Dogs have been a great comfort to so many people, breaking up the monotony of lockdown and being a source of companionship, love and exercise.
With many dogs being introduced to work colleagues and quiz nights via video conference - puppy fever has caught on. The sale of puppies is going through the roof. Demand far outweighing supply, costs sky rocketing and fears substantiated regarding puppy farms and growing numbers of dog theft.
I hope that all dogs have found their forever home, however I fear that as things start to return to a degree of normalcy there were be a fair few dogs that haven't been trained, socialised and find themselves looking for a new home. I really do hope I am wrong...
Out on our group walks we have seen many new dogs and pups out eknowing walks, loving the summer sun and more recently the fresh autumnal weather - that is likely all about to change....winter is coming.
As the saying goes "There's no such thing as bad weather, only inappropriate clothing"
It is really important to bear in mind that as we change into our warm winter wardrobe, look out our hats, scarfs and gloves, we remember that our dogs might need some extra care. The two most serious risks for dogs during the winter are frostbite and hypothermia.
Frostbite. Frostbite begins when the dog’s body gets cold. The body pulls blood from the extremities to the center of the body to stay warm. The dog’s ears, paws or tail can get so cold that ice crystals will form in the tissue and damage it. Frostbite is not immediately obvious. Watch for signs of pale or grey skin as the skin may also turn hard and cold. As frostbitten areas warm, they can be extremely painful. Severely frostbitten skin will eventually turn black and fall off.

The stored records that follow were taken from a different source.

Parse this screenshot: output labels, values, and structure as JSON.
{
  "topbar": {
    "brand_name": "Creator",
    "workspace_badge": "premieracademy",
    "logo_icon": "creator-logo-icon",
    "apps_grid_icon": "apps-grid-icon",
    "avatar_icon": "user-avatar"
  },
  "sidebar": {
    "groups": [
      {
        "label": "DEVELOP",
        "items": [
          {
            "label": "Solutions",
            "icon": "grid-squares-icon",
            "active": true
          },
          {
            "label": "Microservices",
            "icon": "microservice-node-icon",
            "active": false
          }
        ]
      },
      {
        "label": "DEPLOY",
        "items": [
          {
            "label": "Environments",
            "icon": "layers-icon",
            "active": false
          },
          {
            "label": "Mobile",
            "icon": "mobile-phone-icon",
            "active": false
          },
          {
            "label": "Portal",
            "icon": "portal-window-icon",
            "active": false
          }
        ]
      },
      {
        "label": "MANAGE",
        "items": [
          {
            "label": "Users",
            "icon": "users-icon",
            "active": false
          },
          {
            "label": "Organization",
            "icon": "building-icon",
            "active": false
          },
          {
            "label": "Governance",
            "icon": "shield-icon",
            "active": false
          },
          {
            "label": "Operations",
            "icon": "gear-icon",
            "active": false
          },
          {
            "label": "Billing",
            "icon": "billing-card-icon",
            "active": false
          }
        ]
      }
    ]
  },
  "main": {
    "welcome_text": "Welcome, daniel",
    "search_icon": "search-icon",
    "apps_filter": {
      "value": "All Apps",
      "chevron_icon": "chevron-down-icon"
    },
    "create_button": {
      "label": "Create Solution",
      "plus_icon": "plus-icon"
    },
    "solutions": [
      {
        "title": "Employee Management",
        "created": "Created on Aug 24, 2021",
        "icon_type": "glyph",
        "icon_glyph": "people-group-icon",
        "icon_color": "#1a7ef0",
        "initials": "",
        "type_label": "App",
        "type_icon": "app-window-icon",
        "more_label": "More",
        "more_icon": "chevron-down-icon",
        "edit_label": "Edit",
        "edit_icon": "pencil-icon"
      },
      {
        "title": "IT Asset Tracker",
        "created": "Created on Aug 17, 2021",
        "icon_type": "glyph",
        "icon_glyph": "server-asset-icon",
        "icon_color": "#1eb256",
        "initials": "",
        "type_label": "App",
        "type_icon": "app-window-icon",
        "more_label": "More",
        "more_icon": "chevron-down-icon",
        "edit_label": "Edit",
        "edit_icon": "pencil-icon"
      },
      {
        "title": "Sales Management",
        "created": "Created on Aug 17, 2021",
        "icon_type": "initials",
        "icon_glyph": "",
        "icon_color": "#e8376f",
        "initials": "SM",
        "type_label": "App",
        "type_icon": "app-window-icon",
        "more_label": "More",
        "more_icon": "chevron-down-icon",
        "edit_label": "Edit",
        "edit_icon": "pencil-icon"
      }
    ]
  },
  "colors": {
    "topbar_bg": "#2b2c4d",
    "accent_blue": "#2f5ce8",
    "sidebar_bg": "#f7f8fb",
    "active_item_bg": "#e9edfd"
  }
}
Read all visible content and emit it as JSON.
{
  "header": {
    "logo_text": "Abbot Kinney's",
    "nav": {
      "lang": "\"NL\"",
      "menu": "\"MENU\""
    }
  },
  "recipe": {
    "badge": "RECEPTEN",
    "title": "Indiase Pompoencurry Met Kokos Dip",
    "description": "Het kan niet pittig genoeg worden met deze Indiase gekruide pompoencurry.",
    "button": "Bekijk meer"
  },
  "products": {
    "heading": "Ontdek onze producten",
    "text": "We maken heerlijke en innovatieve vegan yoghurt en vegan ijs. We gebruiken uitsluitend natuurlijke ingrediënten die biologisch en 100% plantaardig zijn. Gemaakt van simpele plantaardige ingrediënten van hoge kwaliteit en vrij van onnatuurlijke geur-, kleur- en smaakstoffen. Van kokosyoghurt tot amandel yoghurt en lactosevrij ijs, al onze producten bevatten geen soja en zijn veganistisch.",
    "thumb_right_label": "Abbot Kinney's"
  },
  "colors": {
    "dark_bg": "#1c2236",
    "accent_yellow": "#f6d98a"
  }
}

Hypothermia. The other very serious winter weather health concern for dogs is hypothermia. Hypothermia occurs when a dog spends too much time in the cold, gets wet in cold temperatures or when dogs with poor health or circulation are exposed to cold. In mild cases, the dog will shiver and ears and feet will become cold. As hypothermia progresses, your dog may show signs of depression, lethargy, and weakness. As the condition worsens, the muscles will stiffen, the heart and breathing rates slow down, and will not respond to stimuli. Severe hypothermia is life-threatening.
In general dogs are a lot smarter than we give them credit for, if your dogs isn't overly enthusiastic about going out a walk, it is likely sensing that it is too cold, so please take a cue from them - especially older or unwell dogs. The best way to evaluate your dog’s tolerance is to watch their behaviour. If as soon as you open the door to go outside, they turn around and try to go back inside or shiver uncontrollably, they will need a jacket.
When you get home from an especially icy or snowy walk, ensure that you defrost your dog thoroughly - make sure the ice between their pads is melted. Salt and de-icers that are put on roads cause paws pads to become dry, chapped and cracked. If the paw pads are painful, the dog will most likely lick the pads that are covered in salt and de-icers — and eating those chemicals can cause vomiting and stomach irritation. If your dog does happen to walk on these chemicals, thoroughly wash the paws with warm water.
To avoid chapped paw pads, buy a paw balm that you apply to the paw pads. This helps strengthen them. We love Wild Dog Co, Paw Balm.
Please remember that dogs need exercise regardless of the weather and if you are struggling to get out please get in touch with a reputable Dog Walker - exercise, socialisation and fun will help your dog be balanced and content 🐾